BEGIN

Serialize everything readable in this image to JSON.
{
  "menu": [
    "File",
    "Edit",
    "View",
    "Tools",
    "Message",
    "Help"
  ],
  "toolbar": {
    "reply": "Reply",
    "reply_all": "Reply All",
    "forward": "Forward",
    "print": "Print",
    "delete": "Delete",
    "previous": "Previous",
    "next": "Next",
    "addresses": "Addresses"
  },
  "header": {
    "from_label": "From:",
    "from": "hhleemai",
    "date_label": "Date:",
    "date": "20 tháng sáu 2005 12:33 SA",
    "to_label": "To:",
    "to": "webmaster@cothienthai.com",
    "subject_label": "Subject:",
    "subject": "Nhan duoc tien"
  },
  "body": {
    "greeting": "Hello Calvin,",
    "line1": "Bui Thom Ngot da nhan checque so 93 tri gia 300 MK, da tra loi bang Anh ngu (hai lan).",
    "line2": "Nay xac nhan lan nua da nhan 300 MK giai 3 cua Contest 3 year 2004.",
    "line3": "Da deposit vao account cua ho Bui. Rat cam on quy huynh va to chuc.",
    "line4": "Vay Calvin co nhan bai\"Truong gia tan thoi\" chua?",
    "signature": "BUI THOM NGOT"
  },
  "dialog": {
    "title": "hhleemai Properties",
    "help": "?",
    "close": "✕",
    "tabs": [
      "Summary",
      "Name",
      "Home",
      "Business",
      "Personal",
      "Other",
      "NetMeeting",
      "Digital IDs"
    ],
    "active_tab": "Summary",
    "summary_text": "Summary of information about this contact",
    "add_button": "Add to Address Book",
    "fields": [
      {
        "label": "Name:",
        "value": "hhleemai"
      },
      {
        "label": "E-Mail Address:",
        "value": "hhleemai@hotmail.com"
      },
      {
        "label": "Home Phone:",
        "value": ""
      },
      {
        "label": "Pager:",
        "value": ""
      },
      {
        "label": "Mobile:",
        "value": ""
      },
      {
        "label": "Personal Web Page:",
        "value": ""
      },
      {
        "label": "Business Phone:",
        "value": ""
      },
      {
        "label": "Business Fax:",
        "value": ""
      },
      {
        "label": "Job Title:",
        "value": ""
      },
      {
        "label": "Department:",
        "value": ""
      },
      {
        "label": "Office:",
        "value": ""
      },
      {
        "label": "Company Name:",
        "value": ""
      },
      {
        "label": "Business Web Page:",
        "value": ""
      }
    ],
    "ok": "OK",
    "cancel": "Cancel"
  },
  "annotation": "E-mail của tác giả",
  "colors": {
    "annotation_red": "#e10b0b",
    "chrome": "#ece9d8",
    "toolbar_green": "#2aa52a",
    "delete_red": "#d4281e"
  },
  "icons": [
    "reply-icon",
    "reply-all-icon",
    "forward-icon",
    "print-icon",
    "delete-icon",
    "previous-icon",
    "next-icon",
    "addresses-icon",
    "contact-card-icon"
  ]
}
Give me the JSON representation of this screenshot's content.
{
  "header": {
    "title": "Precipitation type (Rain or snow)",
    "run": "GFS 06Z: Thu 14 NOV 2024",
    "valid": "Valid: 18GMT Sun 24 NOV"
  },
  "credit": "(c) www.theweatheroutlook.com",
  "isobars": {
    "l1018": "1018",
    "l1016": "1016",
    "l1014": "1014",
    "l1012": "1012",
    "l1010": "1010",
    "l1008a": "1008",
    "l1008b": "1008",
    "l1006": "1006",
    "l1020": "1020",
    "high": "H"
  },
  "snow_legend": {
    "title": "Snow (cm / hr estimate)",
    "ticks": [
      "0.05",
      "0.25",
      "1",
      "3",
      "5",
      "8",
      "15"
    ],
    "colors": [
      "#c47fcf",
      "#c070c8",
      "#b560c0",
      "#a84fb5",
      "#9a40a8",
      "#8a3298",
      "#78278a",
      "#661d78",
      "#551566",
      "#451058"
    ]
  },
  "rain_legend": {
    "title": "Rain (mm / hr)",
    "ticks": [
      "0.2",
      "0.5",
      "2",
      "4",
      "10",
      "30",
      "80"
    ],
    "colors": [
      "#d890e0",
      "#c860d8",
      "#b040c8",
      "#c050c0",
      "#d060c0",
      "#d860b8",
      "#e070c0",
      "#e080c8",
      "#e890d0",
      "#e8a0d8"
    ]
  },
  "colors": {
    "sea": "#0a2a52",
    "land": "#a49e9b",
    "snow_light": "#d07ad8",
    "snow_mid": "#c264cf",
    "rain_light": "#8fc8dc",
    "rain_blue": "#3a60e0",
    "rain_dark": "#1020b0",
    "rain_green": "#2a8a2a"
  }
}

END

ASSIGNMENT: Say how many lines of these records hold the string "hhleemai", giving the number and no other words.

SOLUTION TO THIS EXERCISE: 4